▶ [Task]: With pictures omitted, restate the data word for word.
◇ ◇ ◇ ◇ ◇
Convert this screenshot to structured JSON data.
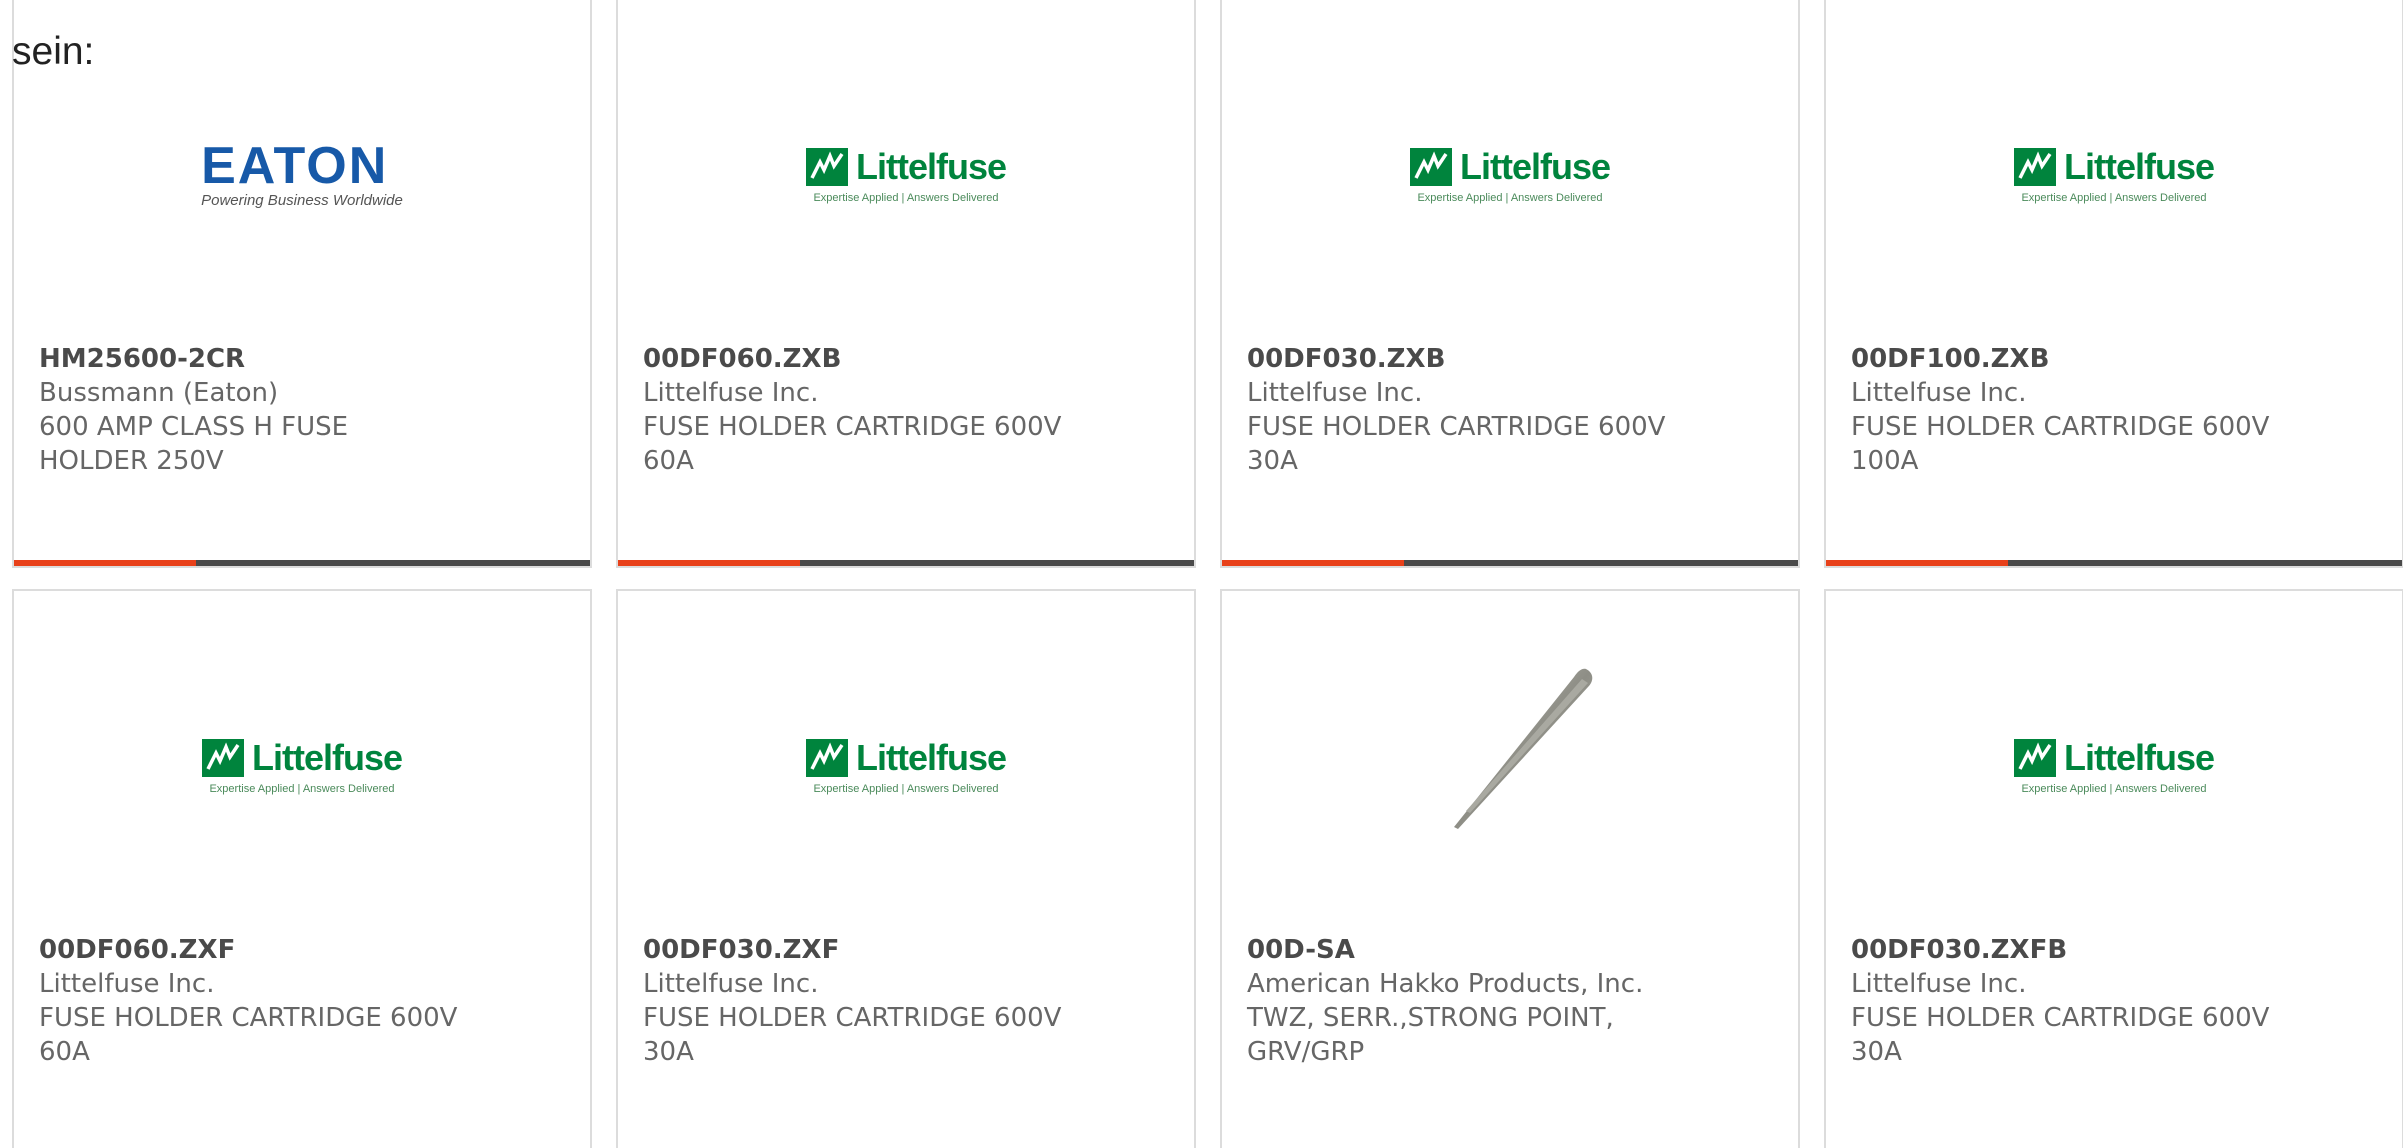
{
  "intro_text": "sein:",
  "colors": {
    "accent": "#e8411a",
    "bar": "#4a4a4a",
    "littelfuse_green": "#00843d",
    "eaton_blue": "#1759a8"
  },
  "logos": {
    "eaton": {
      "word": "EATON",
      "tagline": "Powering Business Worldwide"
    },
    "littelfuse": {
      "word": "Littelfuse",
      "tagline": "Expertise Applied  |  Answers Delivered"
    }
  },
  "products": [
    {
      "part_number": "HM25600-2CR",
      "manufacturer": "Bussmann (Eaton)",
      "description": "600 AMP CLASS H FUSE HOLDER 250V",
      "image": "eaton-logo"
    },
    {
      "part_number": "00DF060.ZXB",
      "manufacturer": "Littelfuse Inc.",
      "description": "FUSE HOLDER CARTRIDGE 600V 60A",
      "image": "littelfuse-logo"
    },
    {
      "part_number": "00DF030.ZXB",
      "manufacturer": "Littelfuse Inc.",
      "description": "FUSE HOLDER CARTRIDGE 600V 30A",
      "image": "littelfuse-logo"
    },
    {
      "part_number": "00DF100.ZXB",
      "manufacturer": "Littelfuse Inc.",
      "description": "FUSE HOLDER CARTRIDGE 600V 100A",
      "image": "littelfuse-logo"
    },
    {
      "part_number": "00DF060.ZXF",
      "manufacturer": "Littelfuse Inc.",
      "description": "FUSE HOLDER CARTRIDGE 600V 60A",
      "image": "littelfuse-logo"
    },
    {
      "part_number": "00DF030.ZXF",
      "manufacturer": "Littelfuse Inc.",
      "description": "FUSE HOLDER CARTRIDGE 600V 30A",
      "image": "littelfuse-logo"
    },
    {
      "part_number": "00D-SA",
      "manufacturer": "American Hakko Products, Inc.",
      "description": "TWZ, SERR.,STRONG POINT, GRV/GRP",
      "image": "tweezers-photo"
    },
    {
      "part_number": "00DF030.ZXFB",
      "manufacturer": "Littelfuse Inc.",
      "description": "FUSE HOLDER CARTRIDGE 600V 30A",
      "image": "littelfuse-logo"
    }
  ]
}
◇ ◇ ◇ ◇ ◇
▶ [Result of this task]:
Convert this screenshot to structured JSON data.
{
  "intro_text": "sein:",
  "colors": {
    "accent": "#e8411a",
    "bar": "#4a4a4a",
    "littelfuse_green": "#00843d",
    "eaton_blue": "#1759a8"
  },
  "logos": {
    "eaton": {
      "word": "EATON",
      "tagline": "Powering Business Worldwide"
    },
    "littelfuse": {
      "word": "Littelfuse",
      "tagline": "Expertise Applied  |  Answers Delivered"
    }
  },
  "products": [
    {
      "part_number": "HM25600-2CR",
      "manufacturer": "Bussmann (Eaton)",
      "description": "600 AMP CLASS H FUSE HOLDER 250V",
      "image": "eaton-logo"
    },
    {
      "part_number": "00DF060.ZXB",
      "manufacturer": "Littelfuse Inc.",
      "description": "FUSE HOLDER CARTRIDGE 600V 60A",
      "image": "littelfuse-logo"
    },
    {
      "part_number": "00DF030.ZXB",
      "manufacturer": "Littelfuse Inc.",
      "description": "FUSE HOLDER CARTRIDGE 600V 30A",
      "image": "littelfuse-logo"
    },
    {
      "part_number": "00DF100.ZXB",
      "manufacturer": "Littelfuse Inc.",
      "description": "FUSE HOLDER CARTRIDGE 600V 100A",
      "image": "littelfuse-logo"
    },
    {
      "part_number": "00DF060.ZXF",
      "manufacturer": "Littelfuse Inc.",
      "description": "FUSE HOLDER CARTRIDGE 600V 60A",
      "image": "littelfuse-logo"
    },
    {
      "part_number": "00DF030.ZXF",
      "manufacturer": "Littelfuse Inc.",
      "description": "FUSE HOLDER CARTRIDGE 600V 30A",
      "image": "littelfuse-logo"
    },
    {
      "part_number": "00D-SA",
      "manufacturer": "American Hakko Products, Inc.",
      "description": "TWZ, SERR.,STRONG POINT, GRV/GRP",
      "image": "tweezers-photo"
    },
    {
      "part_number": "00DF030.ZXFB",
      "manufacturer": "Littelfuse Inc.",
      "description": "FUSE HOLDER CARTRIDGE 600V 30A",
      "image": "littelfuse-logo"
    }
  ]
}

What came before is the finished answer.